_BRIEF_: Scan the entries that follow and copy out every line containing "Amount".

Element data from apps and pages:
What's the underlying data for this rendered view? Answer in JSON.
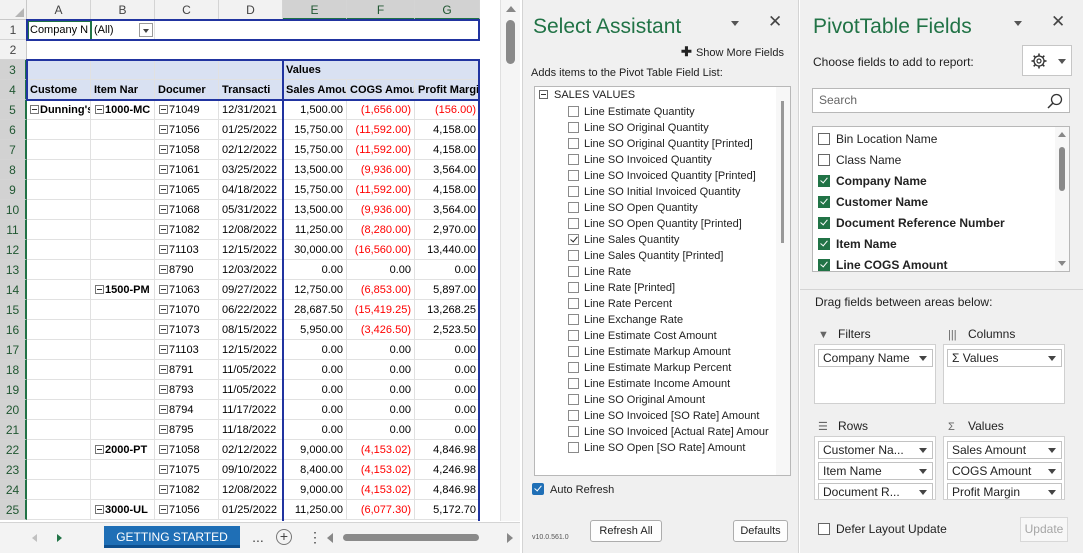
{
  "sheet": {
    "columns": [
      "A",
      "B",
      "C",
      "D",
      "E",
      "F",
      "G"
    ],
    "rows": [
      "1",
      "2",
      "3",
      "4",
      "5",
      "6",
      "7",
      "8",
      "9",
      "10",
      "11",
      "12",
      "13",
      "14",
      "15",
      "16",
      "17",
      "18",
      "19",
      "20",
      "21",
      "22",
      "23",
      "24",
      "25"
    ],
    "filter_label": "Company N",
    "filter_value": "(All)",
    "values_header": "Values",
    "headers": [
      "Custome",
      "Item Nar",
      "Documer",
      "Transacti",
      "Sales Amour",
      "COGS Amoun",
      "Profit Margin"
    ],
    "data": [
      {
        "cust": "Dunning's",
        "item": "1000-MC",
        "doc": "71049",
        "date": "12/31/2021",
        "sales": "1,500.00",
        "cogs": "(1,656.00)",
        "profit": "(156.00)",
        "profit_neg": true
      },
      {
        "cust": "",
        "item": "",
        "doc": "71056",
        "date": "01/25/2022",
        "sales": "15,750.00",
        "cogs": "(11,592.00)",
        "profit": "4,158.00"
      },
      {
        "cust": "",
        "item": "",
        "doc": "71058",
        "date": "02/12/2022",
        "sales": "15,750.00",
        "cogs": "(11,592.00)",
        "profit": "4,158.00"
      },
      {
        "cust": "",
        "item": "",
        "doc": "71061",
        "date": "03/25/2022",
        "sales": "13,500.00",
        "cogs": "(9,936.00)",
        "profit": "3,564.00"
      },
      {
        "cust": "",
        "item": "",
        "doc": "71065",
        "date": "04/18/2022",
        "sales": "15,750.00",
        "cogs": "(11,592.00)",
        "profit": "4,158.00"
      },
      {
        "cust": "",
        "item": "",
        "doc": "71068",
        "date": "05/31/2022",
        "sales": "13,500.00",
        "cogs": "(9,936.00)",
        "profit": "3,564.00"
      },
      {
        "cust": "",
        "item": "",
        "doc": "71082",
        "date": "12/08/2022",
        "sales": "11,250.00",
        "cogs": "(8,280.00)",
        "profit": "2,970.00"
      },
      {
        "cust": "",
        "item": "",
        "doc": "71103",
        "date": "12/15/2022",
        "sales": "30,000.00",
        "cogs": "(16,560.00)",
        "profit": "13,440.00"
      },
      {
        "cust": "",
        "item": "",
        "doc": "8790",
        "date": "12/03/2022",
        "sales": "0.00",
        "cogs": "0.00",
        "profit": "0.00",
        "cogs_pos": true
      },
      {
        "cust": "",
        "item": "1500-PM",
        "doc": "71063",
        "date": "09/27/2022",
        "sales": "12,750.00",
        "cogs": "(6,853.00)",
        "profit": "5,897.00"
      },
      {
        "cust": "",
        "item": "",
        "doc": "71070",
        "date": "06/22/2022",
        "sales": "28,687.50",
        "cogs": "(15,419.25)",
        "profit": "13,268.25"
      },
      {
        "cust": "",
        "item": "",
        "doc": "71073",
        "date": "08/15/2022",
        "sales": "5,950.00",
        "cogs": "(3,426.50)",
        "profit": "2,523.50"
      },
      {
        "cust": "",
        "item": "",
        "doc": "71103",
        "date": "12/15/2022",
        "sales": "0.00",
        "cogs": "0.00",
        "profit": "0.00",
        "cogs_pos": true
      },
      {
        "cust": "",
        "item": "",
        "doc": "8791",
        "date": "11/05/2022",
        "sales": "0.00",
        "cogs": "0.00",
        "profit": "0.00",
        "cogs_pos": true
      },
      {
        "cust": "",
        "item": "",
        "doc": "8793",
        "date": "11/05/2022",
        "sales": "0.00",
        "cogs": "0.00",
        "profit": "0.00",
        "cogs_pos": true
      },
      {
        "cust": "",
        "item": "",
        "doc": "8794",
        "date": "11/17/2022",
        "sales": "0.00",
        "cogs": "0.00",
        "profit": "0.00",
        "cogs_pos": true
      },
      {
        "cust": "",
        "item": "",
        "doc": "8795",
        "date": "11/18/2022",
        "sales": "0.00",
        "cogs": "0.00",
        "profit": "0.00",
        "cogs_pos": true
      },
      {
        "cust": "",
        "item": "2000-PT",
        "doc": "71058",
        "date": "02/12/2022",
        "sales": "9,000.00",
        "cogs": "(4,153.02)",
        "profit": "4,846.98"
      },
      {
        "cust": "",
        "item": "",
        "doc": "71075",
        "date": "09/10/2022",
        "sales": "8,400.00",
        "cogs": "(4,153.02)",
        "profit": "4,246.98"
      },
      {
        "cust": "",
        "item": "",
        "doc": "71082",
        "date": "12/08/2022",
        "sales": "9,000.00",
        "cogs": "(4,153.02)",
        "profit": "4,846.98"
      },
      {
        "cust": "",
        "item": "3000-UL",
        "doc": "71056",
        "date": "01/25/2022",
        "sales": "11,250.00",
        "cogs": "(6,077.30)",
        "profit": "5,172.70"
      }
    ],
    "active_tab": "GETTING STARTED",
    "more_tabs": "...",
    "add_sheet": "+",
    "tab_menu": "⋮"
  },
  "assistant": {
    "title": "Select Assistant",
    "show_more": "Show More Fields",
    "subtitle": "Adds items to the Pivot Table Field List:",
    "group": "SALES VALUES",
    "items": [
      {
        "label": "Line Estimate Quantity",
        "checked": false
      },
      {
        "label": "Line SO Original Quantity",
        "checked": false
      },
      {
        "label": "Line SO Original Quantity [Printed]",
        "checked": false
      },
      {
        "label": "Line SO Invoiced Quantity",
        "checked": false
      },
      {
        "label": "Line SO Invoiced Quantity [Printed]",
        "checked": false
      },
      {
        "label": "Line SO Initial Invoiced Quantity",
        "checked": false
      },
      {
        "label": "Line SO Open Quantity",
        "checked": false
      },
      {
        "label": "Line SO Open Quantity [Printed]",
        "checked": false
      },
      {
        "label": "Line Sales Quantity",
        "checked": true
      },
      {
        "label": "Line Sales Quantity [Printed]",
        "checked": false
      },
      {
        "label": "Line Rate",
        "checked": false
      },
      {
        "label": "Line Rate [Printed]",
        "checked": false
      },
      {
        "label": "Line Rate Percent",
        "checked": false
      },
      {
        "label": "Line Exchange Rate",
        "checked": false
      },
      {
        "label": "Line Estimate Cost Amount",
        "checked": false
      },
      {
        "label": "Line Estimate Markup Amount",
        "checked": false
      },
      {
        "label": "Line Estimate Markup Percent",
        "checked": false
      },
      {
        "label": "Line Estimate Income Amount",
        "checked": false
      },
      {
        "label": "Line SO Original Amount",
        "checked": false
      },
      {
        "label": "Line SO Invoiced [SO Rate] Amount",
        "checked": false
      },
      {
        "label": "Line SO Invoiced [Actual Rate] Amour",
        "checked": false
      },
      {
        "label": "Line SO Open [SO Rate] Amount",
        "checked": false
      }
    ],
    "auto_refresh": "Auto Refresh",
    "version": "v10.0.561.0",
    "refresh_all": "Refresh All",
    "defaults": "Defaults"
  },
  "pivot_fields": {
    "title": "PivotTable Fields",
    "subtitle": "Choose fields to add to report:",
    "search_placeholder": "Search",
    "fields": [
      {
        "label": "Bin Location Name",
        "checked": false
      },
      {
        "label": "Class Name",
        "checked": false
      },
      {
        "label": "Company Name",
        "checked": true
      },
      {
        "label": "Customer Name",
        "checked": true
      },
      {
        "label": "Document Reference Number",
        "checked": true
      },
      {
        "label": "Item Name",
        "checked": true
      },
      {
        "label": "Line COGS Amount",
        "checked": true
      }
    ],
    "drag_label": "Drag fields between areas below:",
    "filters_title": "Filters",
    "columns_title": "Columns",
    "rows_title": "Rows",
    "values_title": "Values",
    "filters": [
      "Company Name"
    ],
    "columns": [
      "Σ  Values"
    ],
    "rows": [
      "Customer Na...",
      "Item Name",
      "Document R..."
    ],
    "values": [
      "Sales Amount",
      "COGS Amount",
      "Profit Margin"
    ],
    "defer": "Defer Layout Update",
    "update": "Update"
  },
  "colors": {
    "excel_green": "#217346",
    "pivot_header_fill": "#d9e1f2",
    "negative": "#ff0000",
    "tab_blue": "#1f6fb6"
  }
}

_ANSWER SPACE_:
        "label": "Line Estimate Cost Amount",
        "label": "Line Estimate Markup Amount",
        "label": "Line Estimate Income Amount",
        "label": "Line SO Original Amount",
        "label": "Line SO Invoiced [SO Rate] Amount",
        "label": "Line SO Open [SO Rate] Amount",
        "label": "Line COGS Amount",
      "Sales Amount",
      "COGS Amount",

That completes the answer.